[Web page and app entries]
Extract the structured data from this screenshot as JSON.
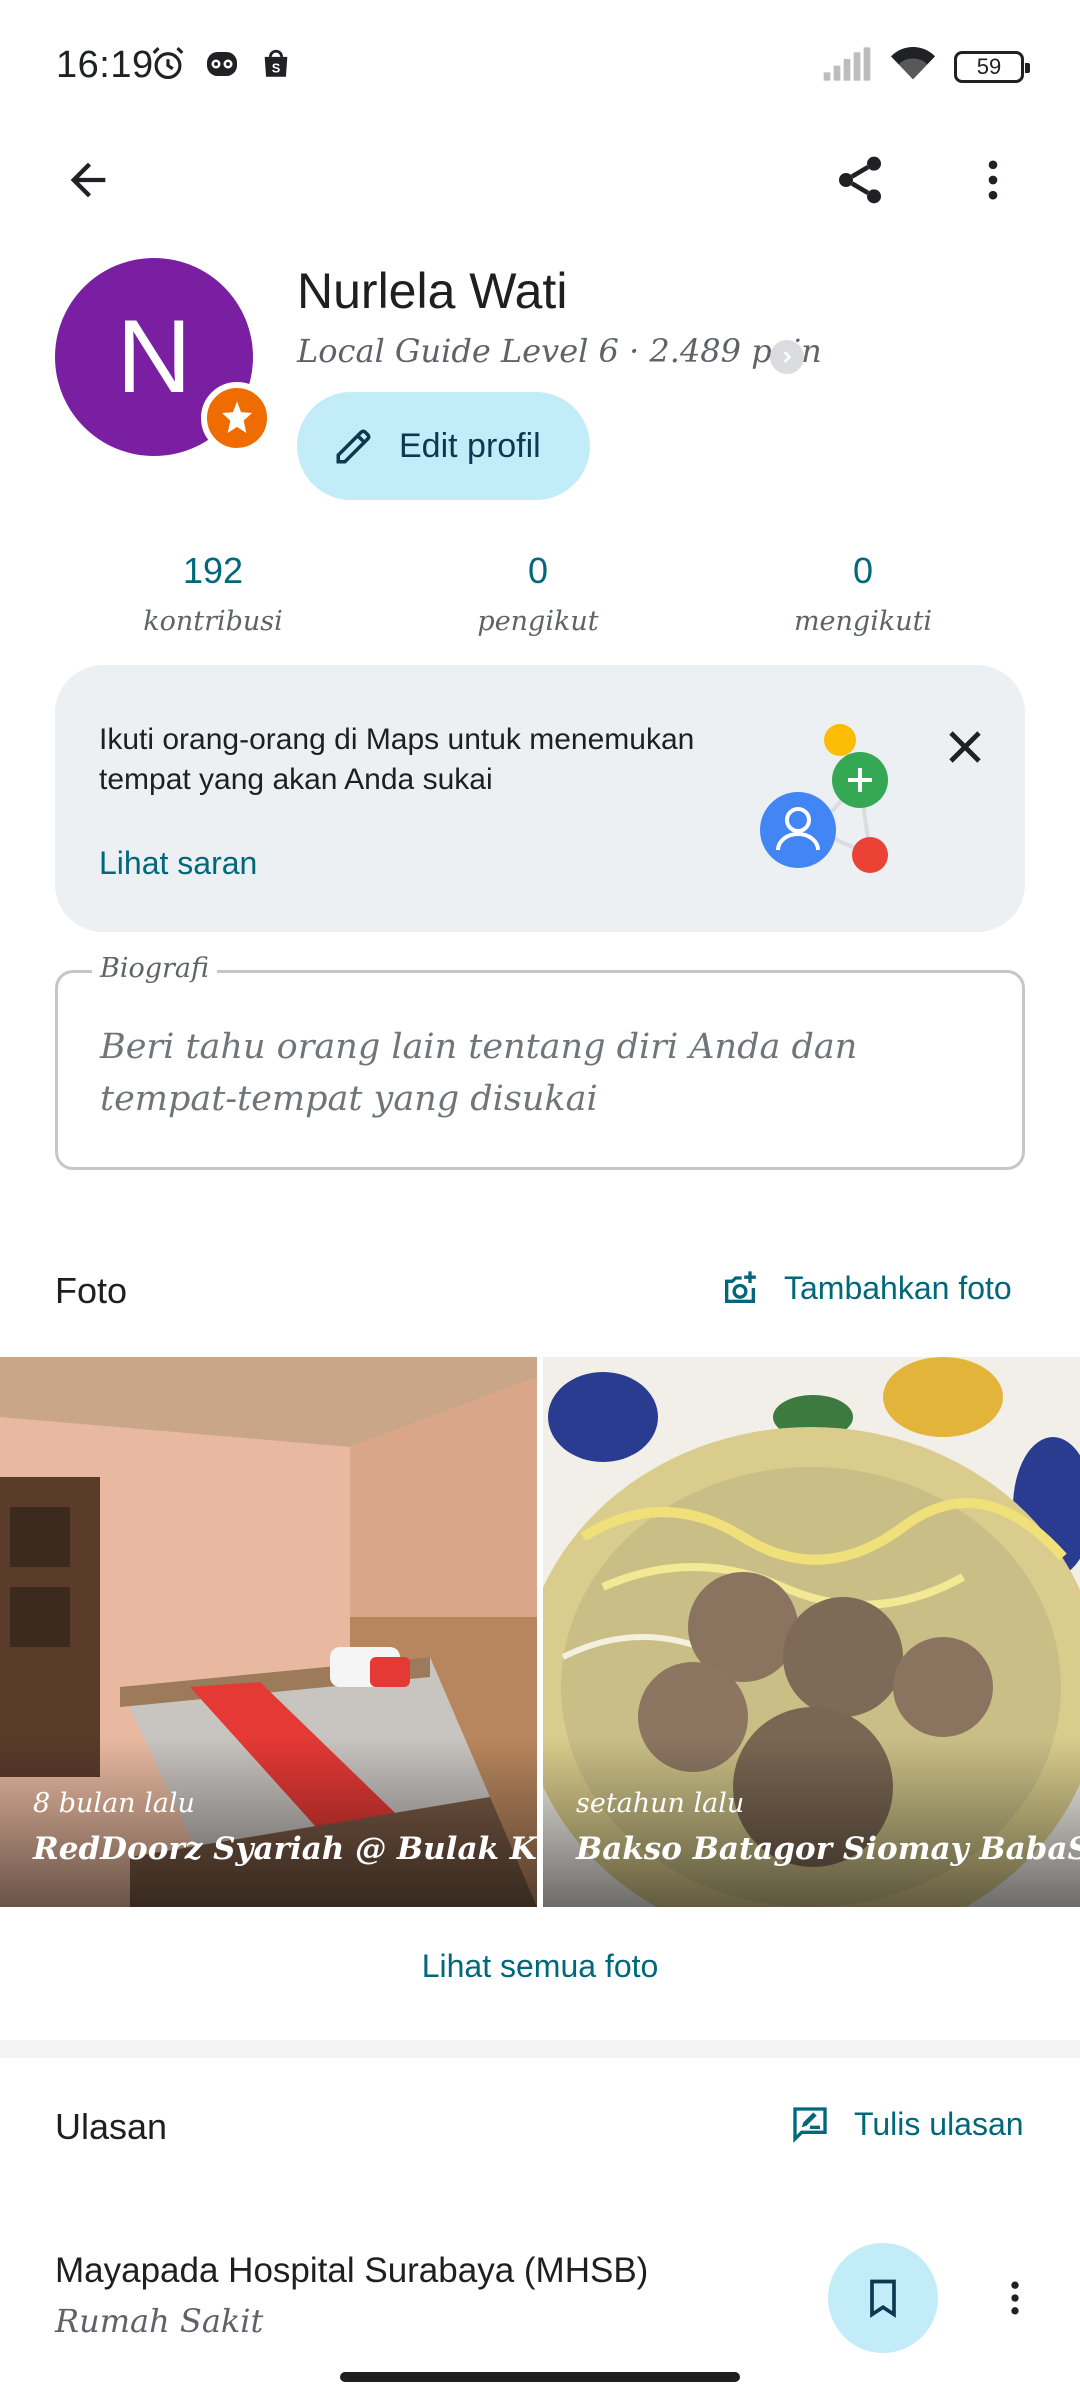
{
  "status_bar": {
    "time": "16:19",
    "battery": "59",
    "left_icons": [
      "alarm-icon",
      "owl-app-icon",
      "shopping-bag-icon"
    ],
    "right_icons": [
      "signal-icon",
      "wifi-icon",
      "battery-icon"
    ]
  },
  "appbar": {
    "icons": [
      "back-arrow-icon",
      "share-icon",
      "more-vert-icon"
    ]
  },
  "profile": {
    "initial": "N",
    "name": "Nurlela Wati",
    "level": "Local Guide Level 6 · 2.489 poin",
    "edit_label": "Edit profil",
    "avatar_color": "#7b1fa2",
    "badge_color": "#ef6c00"
  },
  "stats": [
    {
      "value": "192",
      "label": "kontribusi"
    },
    {
      "value": "0",
      "label": "pengikut"
    },
    {
      "value": "0",
      "label": "mengikuti"
    }
  ],
  "suggestion": {
    "text": "Ikuti orang-orang di Maps untuk menemukan tempat yang akan Anda sukai",
    "link": "Lihat saran"
  },
  "bio": {
    "legend": "Biografi",
    "placeholder": "Beri tahu orang lain tentang diri Anda dan tempat-tempat yang disukai"
  },
  "photos": {
    "title": "Foto",
    "add_label": "Tambahkan foto",
    "items": [
      {
        "time": "8 bulan lalu",
        "place": "RedDoorz Syariah @ Bulak Kapal"
      },
      {
        "time": "setahun lalu",
        "place": "Bakso Batagor Siomay BabaSyi'ra"
      }
    ],
    "see_all": "Lihat semua foto"
  },
  "reviews": {
    "title": "Ulasan",
    "write_label": "Tulis ulasan",
    "items": [
      {
        "name": "Mayapada Hospital Surabaya (MHSB)",
        "category": "Rumah Sakit"
      }
    ]
  },
  "colors": {
    "accent": "#00687a",
    "chip_bg": "#c2ecf8",
    "card_bg": "#ecf0f3"
  }
}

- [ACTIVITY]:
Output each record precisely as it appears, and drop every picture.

- [RESULT OF THIS EXERCISE]:
Extract the structured data from this screenshot as JSON.
{
  "status_bar": {
    "time": "16:19",
    "battery": "59",
    "left_icons": [
      "alarm-icon",
      "owl-app-icon",
      "shopping-bag-icon"
    ],
    "right_icons": [
      "signal-icon",
      "wifi-icon",
      "battery-icon"
    ]
  },
  "appbar": {
    "icons": [
      "back-arrow-icon",
      "share-icon",
      "more-vert-icon"
    ]
  },
  "profile": {
    "initial": "N",
    "name": "Nurlela Wati",
    "level": "Local Guide Level 6 · 2.489 poin",
    "edit_label": "Edit profil",
    "avatar_color": "#7b1fa2",
    "badge_color": "#ef6c00"
  },
  "stats": [
    {
      "value": "192",
      "label": "kontribusi"
    },
    {
      "value": "0",
      "label": "pengikut"
    },
    {
      "value": "0",
      "label": "mengikuti"
    }
  ],
  "suggestion": {
    "text": "Ikuti orang-orang di Maps untuk menemukan tempat yang akan Anda sukai",
    "link": "Lihat saran"
  },
  "bio": {
    "legend": "Biografi",
    "placeholder": "Beri tahu orang lain tentang diri Anda dan tempat-tempat yang disukai"
  },
  "photos": {
    "title": "Foto",
    "add_label": "Tambahkan foto",
    "items": [
      {
        "time": "8 bulan lalu",
        "place": "RedDoorz Syariah @ Bulak Kapal"
      },
      {
        "time": "setahun lalu",
        "place": "Bakso Batagor Siomay BabaSyi'ra"
      }
    ],
    "see_all": "Lihat semua foto"
  },
  "reviews": {
    "title": "Ulasan",
    "write_label": "Tulis ulasan",
    "items": [
      {
        "name": "Mayapada Hospital Surabaya (MHSB)",
        "category": "Rumah Sakit"
      }
    ]
  },
  "colors": {
    "accent": "#00687a",
    "chip_bg": "#c2ecf8",
    "card_bg": "#ecf0f3"
  }
}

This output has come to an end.